> **Given data**:
——————————

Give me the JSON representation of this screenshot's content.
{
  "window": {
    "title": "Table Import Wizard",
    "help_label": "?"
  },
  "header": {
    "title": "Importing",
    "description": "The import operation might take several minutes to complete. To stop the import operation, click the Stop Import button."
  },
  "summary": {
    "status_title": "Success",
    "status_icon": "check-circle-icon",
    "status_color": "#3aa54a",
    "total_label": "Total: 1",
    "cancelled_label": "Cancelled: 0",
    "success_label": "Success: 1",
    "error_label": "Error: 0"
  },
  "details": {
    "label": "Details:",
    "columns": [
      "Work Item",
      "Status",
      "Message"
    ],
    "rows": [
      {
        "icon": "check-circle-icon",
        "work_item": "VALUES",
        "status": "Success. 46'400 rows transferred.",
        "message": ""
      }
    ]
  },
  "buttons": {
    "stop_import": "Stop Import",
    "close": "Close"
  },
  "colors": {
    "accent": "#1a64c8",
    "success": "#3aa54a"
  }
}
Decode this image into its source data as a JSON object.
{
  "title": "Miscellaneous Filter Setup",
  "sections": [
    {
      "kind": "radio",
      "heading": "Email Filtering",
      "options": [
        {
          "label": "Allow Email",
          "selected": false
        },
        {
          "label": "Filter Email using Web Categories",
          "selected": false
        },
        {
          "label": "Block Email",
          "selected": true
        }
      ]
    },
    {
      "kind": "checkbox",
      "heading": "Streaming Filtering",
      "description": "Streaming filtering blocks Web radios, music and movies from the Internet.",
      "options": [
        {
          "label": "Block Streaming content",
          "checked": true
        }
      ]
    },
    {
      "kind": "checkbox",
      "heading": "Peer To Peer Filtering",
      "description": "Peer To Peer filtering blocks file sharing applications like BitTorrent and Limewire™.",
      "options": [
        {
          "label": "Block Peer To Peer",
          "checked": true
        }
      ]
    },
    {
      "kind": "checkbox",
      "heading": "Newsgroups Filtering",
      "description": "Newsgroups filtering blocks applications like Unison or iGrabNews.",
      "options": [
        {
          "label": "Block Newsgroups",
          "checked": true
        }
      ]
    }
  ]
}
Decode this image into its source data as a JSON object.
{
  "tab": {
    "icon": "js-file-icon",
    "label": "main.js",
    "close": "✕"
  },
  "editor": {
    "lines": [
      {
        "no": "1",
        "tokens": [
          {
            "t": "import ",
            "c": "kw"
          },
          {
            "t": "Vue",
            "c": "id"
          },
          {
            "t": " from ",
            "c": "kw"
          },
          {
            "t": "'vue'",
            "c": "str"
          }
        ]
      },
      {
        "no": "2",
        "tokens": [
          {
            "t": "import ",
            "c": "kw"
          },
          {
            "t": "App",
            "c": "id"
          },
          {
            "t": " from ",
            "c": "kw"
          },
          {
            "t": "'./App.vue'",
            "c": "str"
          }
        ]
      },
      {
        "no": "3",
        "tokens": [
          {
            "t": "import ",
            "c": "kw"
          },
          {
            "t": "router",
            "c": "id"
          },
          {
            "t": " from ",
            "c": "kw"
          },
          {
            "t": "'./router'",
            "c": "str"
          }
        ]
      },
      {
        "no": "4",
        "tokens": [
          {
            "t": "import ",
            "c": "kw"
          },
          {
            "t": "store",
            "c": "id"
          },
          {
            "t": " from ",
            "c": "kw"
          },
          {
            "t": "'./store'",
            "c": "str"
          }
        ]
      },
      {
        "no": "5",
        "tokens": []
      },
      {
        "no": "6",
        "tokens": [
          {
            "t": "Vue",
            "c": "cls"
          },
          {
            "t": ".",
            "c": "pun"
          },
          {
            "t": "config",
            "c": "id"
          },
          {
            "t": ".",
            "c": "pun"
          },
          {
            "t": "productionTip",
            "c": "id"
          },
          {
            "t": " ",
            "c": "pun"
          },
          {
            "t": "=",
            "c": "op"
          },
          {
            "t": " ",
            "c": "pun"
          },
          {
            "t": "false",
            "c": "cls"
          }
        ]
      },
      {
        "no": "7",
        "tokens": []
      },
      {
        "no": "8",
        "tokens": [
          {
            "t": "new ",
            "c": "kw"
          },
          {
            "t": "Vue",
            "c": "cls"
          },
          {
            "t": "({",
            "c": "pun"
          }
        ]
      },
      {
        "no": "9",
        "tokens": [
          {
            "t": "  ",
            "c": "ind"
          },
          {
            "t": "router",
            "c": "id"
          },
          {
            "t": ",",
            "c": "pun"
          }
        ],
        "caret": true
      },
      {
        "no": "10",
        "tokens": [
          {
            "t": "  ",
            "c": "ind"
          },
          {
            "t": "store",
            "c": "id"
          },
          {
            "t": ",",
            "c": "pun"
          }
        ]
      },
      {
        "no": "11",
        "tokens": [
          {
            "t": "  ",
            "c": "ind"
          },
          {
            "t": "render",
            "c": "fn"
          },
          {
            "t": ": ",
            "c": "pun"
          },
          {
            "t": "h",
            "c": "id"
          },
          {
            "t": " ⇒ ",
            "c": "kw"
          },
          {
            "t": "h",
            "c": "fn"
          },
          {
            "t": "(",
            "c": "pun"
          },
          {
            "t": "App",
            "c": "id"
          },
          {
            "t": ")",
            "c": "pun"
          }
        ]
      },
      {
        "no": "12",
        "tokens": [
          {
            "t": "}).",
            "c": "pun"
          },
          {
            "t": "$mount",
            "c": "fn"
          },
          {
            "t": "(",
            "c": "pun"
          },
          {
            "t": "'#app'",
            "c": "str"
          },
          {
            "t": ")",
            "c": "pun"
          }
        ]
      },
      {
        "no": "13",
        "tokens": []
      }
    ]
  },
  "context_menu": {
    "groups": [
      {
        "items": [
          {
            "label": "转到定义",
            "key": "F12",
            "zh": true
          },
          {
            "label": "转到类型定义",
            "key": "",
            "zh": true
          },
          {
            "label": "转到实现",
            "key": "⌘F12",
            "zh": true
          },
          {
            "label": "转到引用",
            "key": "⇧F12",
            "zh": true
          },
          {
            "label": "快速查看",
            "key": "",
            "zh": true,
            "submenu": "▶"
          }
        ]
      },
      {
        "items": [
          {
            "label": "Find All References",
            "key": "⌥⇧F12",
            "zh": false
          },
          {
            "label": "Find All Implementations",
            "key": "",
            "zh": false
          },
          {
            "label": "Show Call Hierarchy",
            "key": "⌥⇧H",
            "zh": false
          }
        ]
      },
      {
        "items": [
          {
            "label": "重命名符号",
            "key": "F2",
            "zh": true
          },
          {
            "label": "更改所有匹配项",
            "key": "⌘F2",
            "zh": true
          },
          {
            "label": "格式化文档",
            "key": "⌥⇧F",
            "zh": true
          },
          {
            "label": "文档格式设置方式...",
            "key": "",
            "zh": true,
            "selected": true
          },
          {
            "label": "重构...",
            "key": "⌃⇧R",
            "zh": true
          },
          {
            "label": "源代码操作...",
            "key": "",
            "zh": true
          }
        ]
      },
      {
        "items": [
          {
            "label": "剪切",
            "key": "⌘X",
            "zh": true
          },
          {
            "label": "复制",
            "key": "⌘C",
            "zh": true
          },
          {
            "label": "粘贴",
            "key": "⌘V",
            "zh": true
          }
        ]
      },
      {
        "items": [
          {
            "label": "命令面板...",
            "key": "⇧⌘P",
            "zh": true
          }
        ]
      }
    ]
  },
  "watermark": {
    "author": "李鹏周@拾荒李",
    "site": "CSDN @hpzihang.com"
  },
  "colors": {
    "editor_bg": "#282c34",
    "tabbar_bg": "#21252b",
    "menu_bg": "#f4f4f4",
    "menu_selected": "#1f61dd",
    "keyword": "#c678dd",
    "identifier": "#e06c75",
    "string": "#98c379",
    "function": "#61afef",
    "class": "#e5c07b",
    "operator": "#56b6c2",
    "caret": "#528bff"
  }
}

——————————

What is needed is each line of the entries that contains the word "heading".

> **Task answer**:
      "heading": "Email Filtering",
      "heading": "Streaming Filtering",
      "heading": "Peer To Peer Filtering",
      "heading": "Newsgroups Filtering",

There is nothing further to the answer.